RECORD EXCERPTS START

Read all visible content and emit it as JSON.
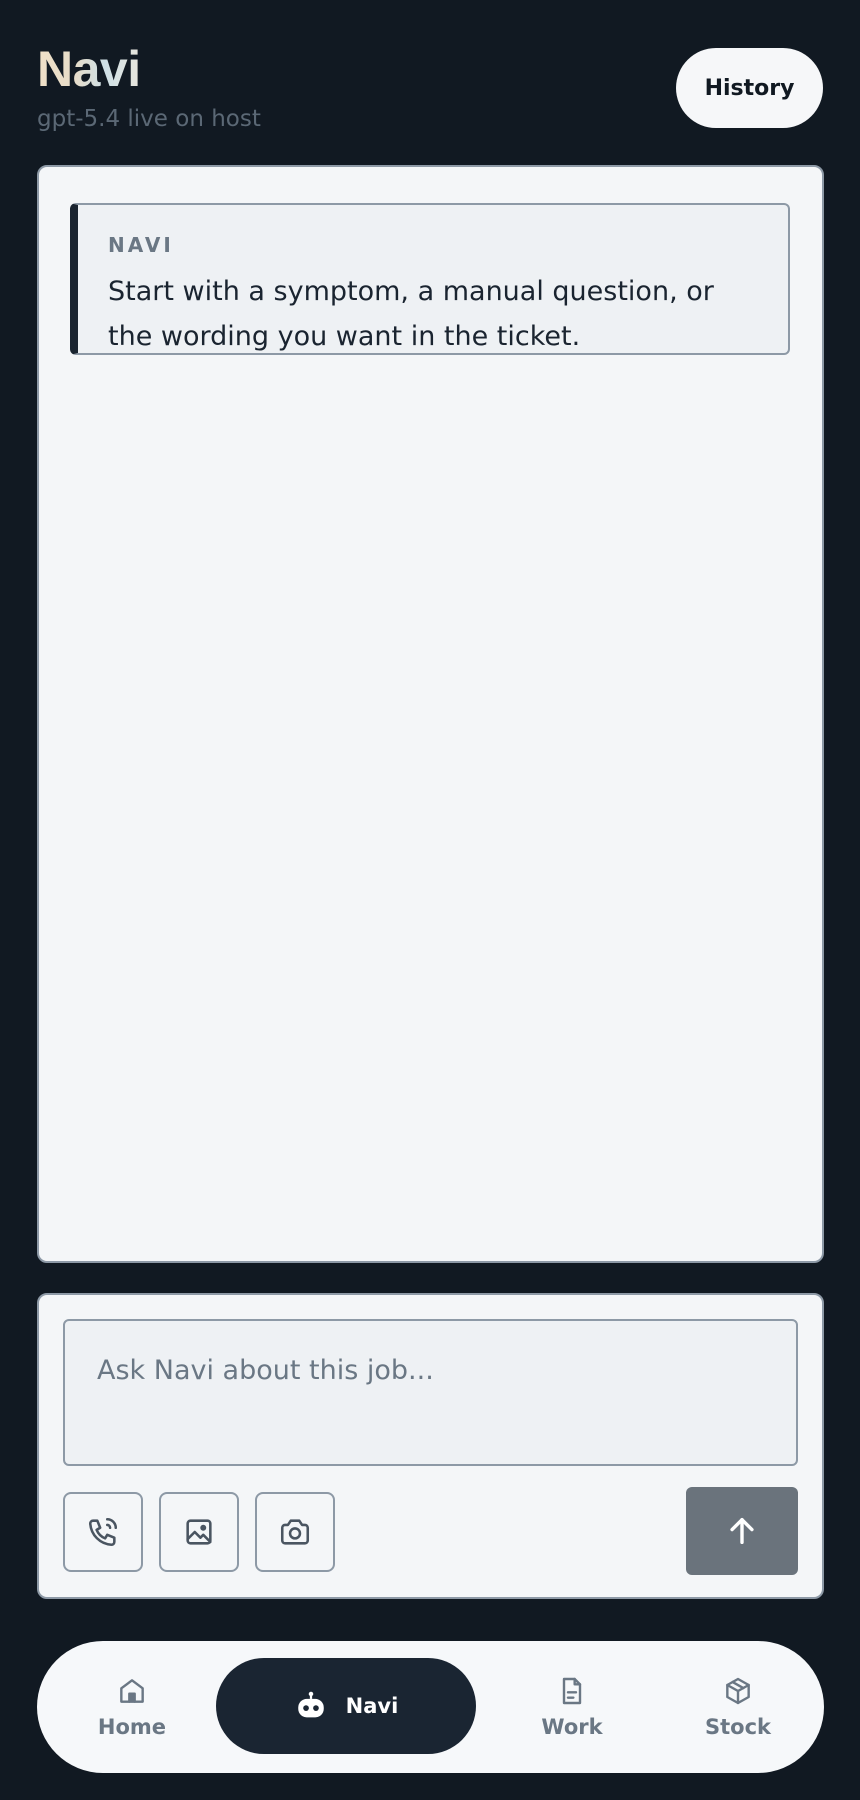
{
  "header": {
    "title": "Navi",
    "subtitle": "gpt-5.4 live on host",
    "history_label": "History"
  },
  "chat": {
    "messages": [
      {
        "author": "NAVI",
        "text": "Start with a symptom, a manual question, or the wording you want in the ticket."
      }
    ]
  },
  "composer": {
    "placeholder": "Ask Navi about this job...",
    "value": "",
    "tools": [
      {
        "icon": "phone-call-icon"
      },
      {
        "icon": "image-icon"
      },
      {
        "icon": "camera-icon"
      }
    ],
    "send_icon": "arrow-up-icon"
  },
  "nav": {
    "items": [
      {
        "label": "Home",
        "icon": "home-icon",
        "active": false
      },
      {
        "label": "Navi",
        "icon": "robot-icon",
        "active": true
      },
      {
        "label": "Work",
        "icon": "document-icon",
        "active": false
      },
      {
        "label": "Stock",
        "icon": "box-icon",
        "active": false
      }
    ]
  },
  "colors": {
    "background": "#111922",
    "panel": "#f4f6f8",
    "accent_dark": "#1a2532",
    "muted": "#6a7784",
    "send_button": "#6a737c"
  }
}
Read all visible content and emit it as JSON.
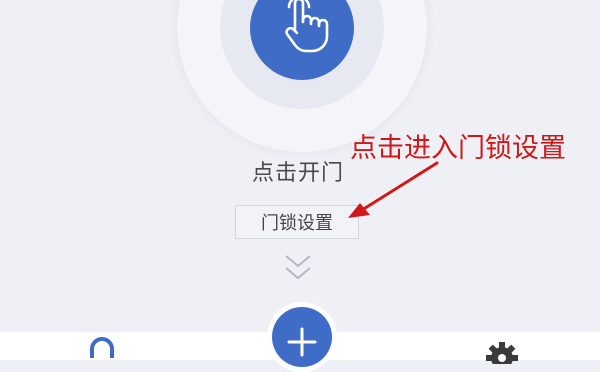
{
  "main": {
    "unlock_label": "点击开门",
    "settings_button": "门锁设置"
  },
  "annotation": {
    "text": "点击进入门锁设置"
  },
  "icons": {
    "unlock": "hand-tap-icon",
    "expand": "double-chevron-down-icon",
    "lock_tab": "lock-icon",
    "add": "plus-icon",
    "settings_tab": "gear-icon"
  },
  "colors": {
    "accent": "#3f6cc6",
    "annotation": "#d01818",
    "background": "#eef0f6"
  }
}
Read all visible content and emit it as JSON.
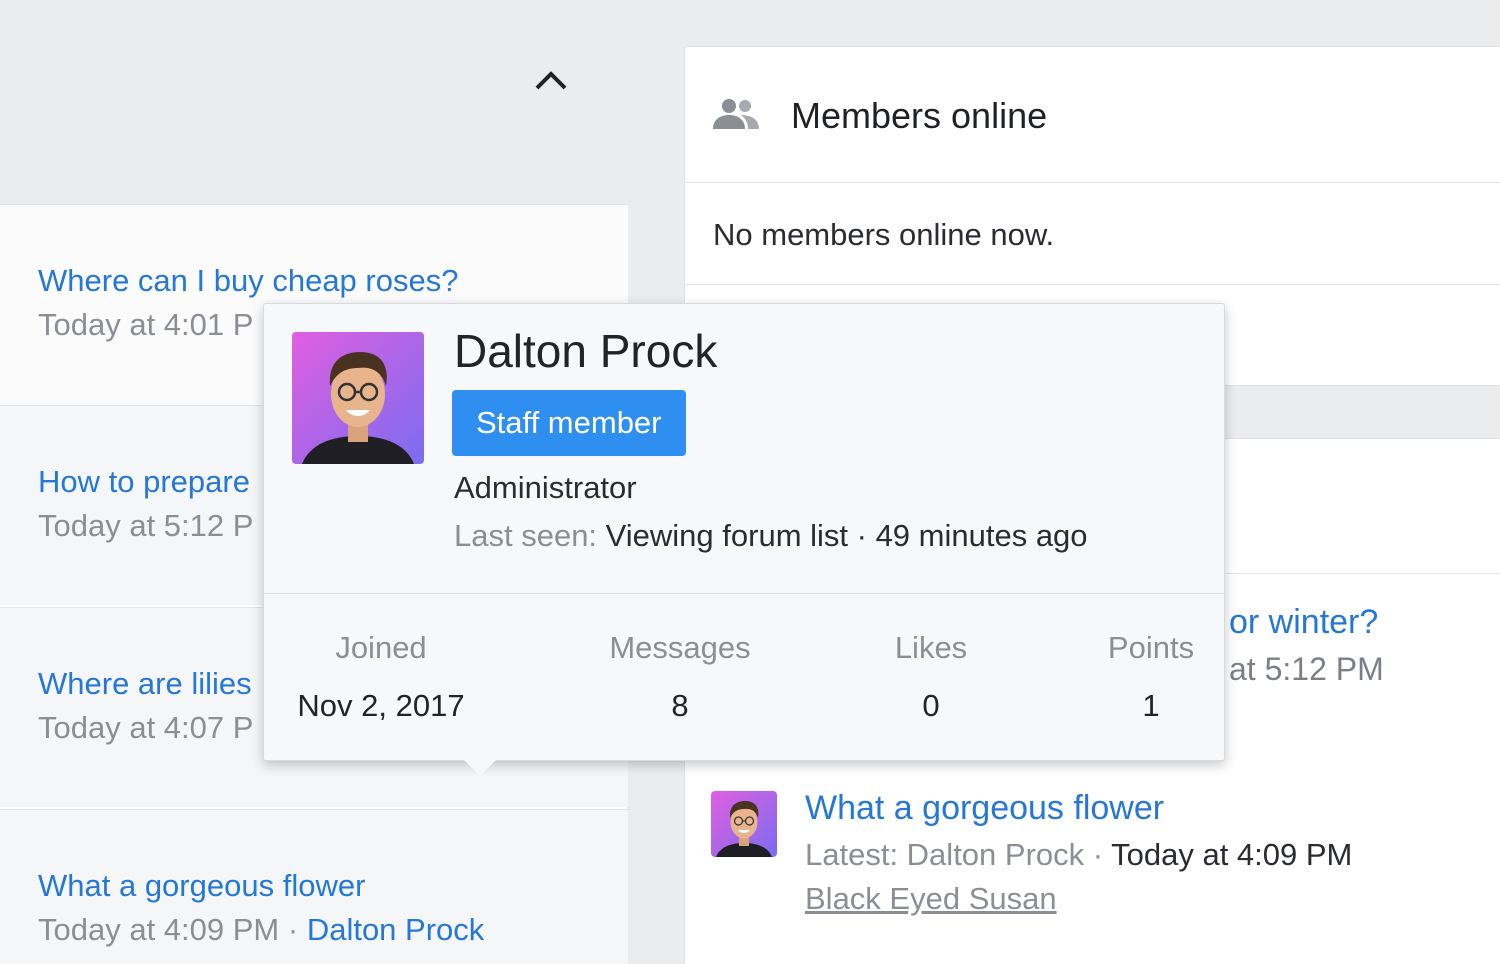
{
  "left_threads": [
    {
      "title": "Where can I buy cheap roses?",
      "meta": "Today at 4:01 P",
      "author": ""
    },
    {
      "title": "How to prepare",
      "meta": "Today at 5:12 P",
      "author": ""
    },
    {
      "title": "Where are lilies",
      "meta": "Today at 4:07 P",
      "author": ""
    },
    {
      "title": "What a gorgeous flower",
      "meta": "Today at 4:09 PM · ",
      "author": "Dalton Prock"
    }
  ],
  "members_online": {
    "title": "Members online",
    "empty_text": "No members online now."
  },
  "latest": {
    "partial_title": "or winter?",
    "partial_meta": "at 5:12 PM",
    "item_title": "What a gorgeous flower",
    "item_latest_label": "Latest: Dalton Prock · ",
    "item_time": "Today at 4:09 PM",
    "item_forum": "Black Eyed Susan"
  },
  "tooltip": {
    "name": "Dalton Prock",
    "badge": "Staff member",
    "role": "Administrator",
    "last_seen_label": "Last seen:",
    "last_seen_value": " Viewing forum list · 49 minutes ago",
    "stats": [
      {
        "label": "Joined",
        "value": "Nov 2, 2017"
      },
      {
        "label": "Messages",
        "value": "8"
      },
      {
        "label": "Likes",
        "value": "0"
      },
      {
        "label": "Points",
        "value": "1"
      }
    ]
  },
  "colors": {
    "link": "#2577d8",
    "badge": "#2f8ff0",
    "muted": "#8b8f94"
  }
}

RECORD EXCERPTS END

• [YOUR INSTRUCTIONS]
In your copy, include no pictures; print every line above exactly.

• [EXPECTED ANSWER]
Read all visible content and emit it as JSON.
{
  "header": {
    "title": "Navi",
    "subtitle": "gpt-5.4 live on host",
    "history_label": "History"
  },
  "chat": {
    "messages": [
      {
        "author": "NAVI",
        "text": "Start with a symptom, a manual question, or the wording you want in the ticket."
      }
    ]
  },
  "composer": {
    "placeholder": "Ask Navi about this job...",
    "value": "",
    "tools": [
      {
        "icon": "phone-call-icon"
      },
      {
        "icon": "image-icon"
      },
      {
        "icon": "camera-icon"
      }
    ],
    "send_icon": "arrow-up-icon"
  },
  "nav": {
    "items": [
      {
        "label": "Home",
        "icon": "home-icon",
        "active": false
      },
      {
        "label": "Navi",
        "icon": "robot-icon",
        "active": true
      },
      {
        "label": "Work",
        "icon": "document-icon",
        "active": false
      },
      {
        "label": "Stock",
        "icon": "box-icon",
        "active": false
      }
    ]
  },
  "colors": {
    "background": "#111922",
    "panel": "#f4f6f8",
    "accent_dark": "#1a2532",
    "muted": "#6a7784",
    "send_button": "#6a737c"
  }
}
Read all visible content and emit it as JSON.
{
  "main": {
    "unlock_label": "点击开门",
    "settings_button": "门锁设置"
  },
  "annotation": {
    "text": "点击进入门锁设置"
  },
  "icons": {
    "unlock": "hand-tap-icon",
    "expand": "double-chevron-down-icon",
    "lock_tab": "lock-icon",
    "add": "plus-icon",
    "settings_tab": "gear-icon"
  },
  "colors": {
    "accent": "#3f6cc6",
    "annotation": "#d01818",
    "background": "#eef0f6"
  }
}
Read all visible content and emit it as JSON.
{
  "left_threads": [
    {
      "title": "Where can I buy cheap roses?",
      "meta": "Today at 4:01 P",
      "author": ""
    },
    {
      "title": "How to prepare",
      "meta": "Today at 5:12 P",
      "author": ""
    },
    {
      "title": "Where are lilies",
      "meta": "Today at 4:07 P",
      "author": ""
    },
    {
      "title": "What a gorgeous flower",
      "meta": "Today at 4:09 PM · ",
      "author": "Dalton Prock"
    }
  ],
  "members_online": {
    "title": "Members online",
    "empty_text": "No members online now."
  },
  "latest": {
    "partial_title": "or winter?",
    "partial_meta": "at 5:12 PM",
    "item_title": "What a gorgeous flower",
    "item_latest_label": "Latest: Dalton Prock · ",
    "item_time": "Today at 4:09 PM",
    "item_forum": "Black Eyed Susan"
  },
  "tooltip": {
    "name": "Dalton Prock",
    "badge": "Staff member",
    "role": "Administrator",
    "last_seen_label": "Last seen:",
    "last_seen_value": " Viewing forum list · 49 minutes ago",
    "stats": [
      {
        "label": "Joined",
        "value": "Nov 2, 2017"
      },
      {
        "label": "Messages",
        "value": "8"
      },
      {
        "label": "Likes",
        "value": "0"
      },
      {
        "label": "Points",
        "value": "1"
      }
    ]
  },
  "colors": {
    "link": "#2577d8",
    "badge": "#2f8ff0",
    "muted": "#8b8f94"
  }
}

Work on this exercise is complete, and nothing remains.